Freight DogsFinally a forum for those midnight prowler types who utilise the unglamorous parts of airports that many of us never get to see. Freight Dogs is for pilots and crew who operate mostly without SLF.
Question: what is a typical operating costs using a DC-8 F with the C-56 engines??
...and, will such an aircraft be allowed to be put on a European AOC and fly in/out of Europe with cargo??
...and, are there any such airctafts....like x-UPS available?.
.....any sim for such aircraft somewhere???
....and, any idea of asking price for such and aircraft or leasing price????
Falcon, DC8-71/73 fully compliant with Europe and noise/RVSM requirements.If you own the airplane and its on something like US register/121 cert it would cost less than a CFM B737F European registered and carry 3 times more ( with the high cost payments on B737-3/4F ) and can tanker fuel to the expensive places in Nth Africa which the little airplanes can't, this is a BIG cost saving. There are plenty out there I think UPS had 18 with glass cockpit.

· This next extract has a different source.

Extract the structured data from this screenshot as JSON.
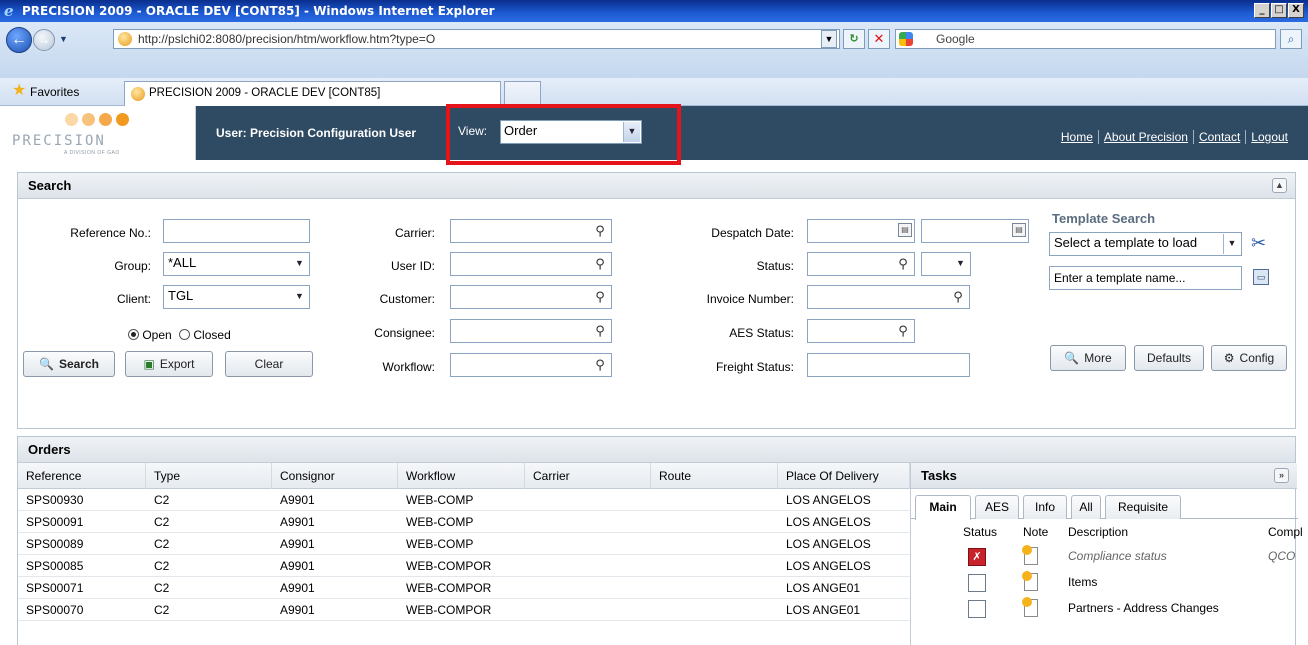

There are several Sims in United States Pan Am, crews and mechanics are available but all US FAA certified, this may be a problem in Europe and elsewhere as they seem a bit uptight. The purchase cost is low cost depends on the 4 engines CFM-56-2. Lease would be not much,you would be better to cash buy it. They are a solid "truck" and take 8 ton per overwing position. go 8 hours direct and carry 40-50ton. 4H.
I would agree. operating a DC8 even with CFM56 engines under EU ops will be a pain. Having worked for MK Airlines with there -55 and -63's they are a great airplane and I like them but are they ecconomical today?
What you telling in generic terms is a common mistake. Sending your airplane wherever for maintenance? Fine. But how many exactly EASA Part-145 providers are there for DC8-70 and who are them? And who are the shops releasing components with EASA Form 1 for this type?
Experienced guys and hangar space? But do they have EASA certification for this type and rating still valid?
Sim check in US? Tell me which US sim for DC-8-70 is certified according to JAR STD? And are there any JAR FCL licensed SFE/TRE for this type who's license is still valid?
I can't think of any insane flight crew member who is still keeping this DC-8 rating current on JAR license, especially considering this is nearly mission impossible.
It is possible to do all of that from scratch but the cost will make the project no-go.
I see three DC8-73 operators have Australian/NZ part 129 operational and FAA 121 and they also operate in/out of Europe so why would you want a EuropeanAOC when you can use FAA and fly in/out of Europe,wet lease to an African company and fly in reverse.Presume UPSwill be flying 757s internal Europe with N numbers now TNT is gone ? How to complicate something let the Europeans get involved they will regulate themselves to death?
If I were operating my own commercial aircraft, European is the last registration I would want. Having said that, I've never had to be fingerprinted and "processed" by a third party in order to use a training facility in Europe! - see link below regarding non-US citizen flight training in the USA:
UPS DC-8-71/73's were excellent airplanes. They were all converted to glass cockpits. Any of those resurrected from the desert would be a reasonable choice. The -73, with it's long wing, extra fuel and higher GW made the best freighter. The -72 has the same wing and fuel, but it is 30 feet shorter, and there aren't many around.
As far as operating costs, they burn 12K/hour. With experienced maintenance they can be a very reliable airplane. UPS went with 767-300ER's as replacements and the operating costs were less.
Simulators in the U.S are becoming a difficult proposition. No Level C's left. Pan Am's in Miami is not operational, and may not be again. There's one in Cincinnati and one in Wilmington. I don't know what happened to the UPS -71 sim (with matching glass cockpit). It was a good Level C.
I'm just a pilot, and not a bean counter, but the DC-8 has soul and character compared to what can replace it today. Too bad they're a dying breed along with the folks who flew them worldwide.